The first title announced for Valiant’s new release was X-O Manowar. It’s safe to say that this announcement caused quite a stir of excitement amongst hardcore Valiant fans across the comic spectrum, but when Valiant announced the second release, I think I could almost hear the cheers that Harbinger was coming back. Everything starts somewhere though, and I just had to get my hands on a copy of the very first Harbinger issue that I had so long ago. We need to see where it all started and maybe we can even figure out why copies of this particular issue go for $20 or more, before being CGC graded. Let’s go back to Valiant’s beginnings as we take a look at Harbinger #1!

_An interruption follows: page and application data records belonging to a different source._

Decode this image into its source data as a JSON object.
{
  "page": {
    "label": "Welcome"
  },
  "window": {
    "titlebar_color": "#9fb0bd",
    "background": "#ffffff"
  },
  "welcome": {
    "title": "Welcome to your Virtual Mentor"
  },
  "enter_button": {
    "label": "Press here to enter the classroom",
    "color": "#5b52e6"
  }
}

Pete and Kris, two teenagers, are flying high above Interstate 95, just outside of Washington D.C. in a red sports car with a helicopter chasing after them. Though Kris may be normal, Pete is obviously very different. Pete is a Harbinger, a person with exceptional abilities that no normal person can have. Pete doesn’t even know what he’s capable of, but with what he can do, he’s able to lift and fly a car and enter people’s minds. Pete is obviously important and he knows this. Forcing the helicopter to land, Pete tries to find out why these men are following him. Before any real information comes out, Pete and Kris are in trouble again. Three other Harbinger’s have found them, and the battle is on.
I had high hopes for Harbinger, I really did. Reading it when I was younger must have had a much different appeal to me than reading it now. Jim Shooter’s work here is not his best. It’s very clunky, dull, and not engaging at all. With the exception of Pete, none of the characters feel like they have any real personalities at all. Maybe I’m being to hard here, but when I read a comic, I’d like to be entertained, and with this, I was glad when it was over. We come in right in the middle of something, and given very very little information to anything having to do with events prior to this issue. We’re kind of left in the dark and as the comic moves, it doesn’t really answer any questions, or give a lingering hint that they could be answered in the future. If this is played right, it can really do good for a comic series, but here, it’s tossed aside in favor of convenient fixes and stiff dialogue. I really wanted this to be good for me, but I just can’t bring myself to make that claim.
David Lapham’s art is like most of Valiant’s at the time: Classic and stiff. That’s not what this needed. With a teenage title, artwork that was vibrant, exciting, and edgy would have worked wonders here, but instead we are left with characters that look nothing like teenagers, have a 50’s feel, and are very, very dull. Don’t get me wrong, if I were reading a Batman issue from the 60’s, the art would have been great, but with a title in the 90’s? It needed something much more that what it was given.
This was one of Valiant’s most popular titles, but for the life of me I can’t figure out why. CGC graded issues of this will go for almost $100 on eBay or some comic shop websites. Regular copies will go for as little as $20, but again, I can’t figure out why. It was definitely different when it came out. Marvel was knee deep in it’s own over produced mess and DC was busy killing it’s most popular character or putting out dull stories, so I can at least see that aspect. We wanted something different and new, but did Harbinger deliver that for me? No, it did not.
With Harbinger being announced as the second title in the new Valiant Universe, just from first glance I can see that it’s going to be a sight better than the original. The artwork already looks ten times greater, and with the story, we’ll just have to wait and see on that. It’s got to be better than this though…it has to be. If it’s not, then Harbinger could sink before it even gets a chance to float.
Parental concern: Mild. Some violence and partial nudity.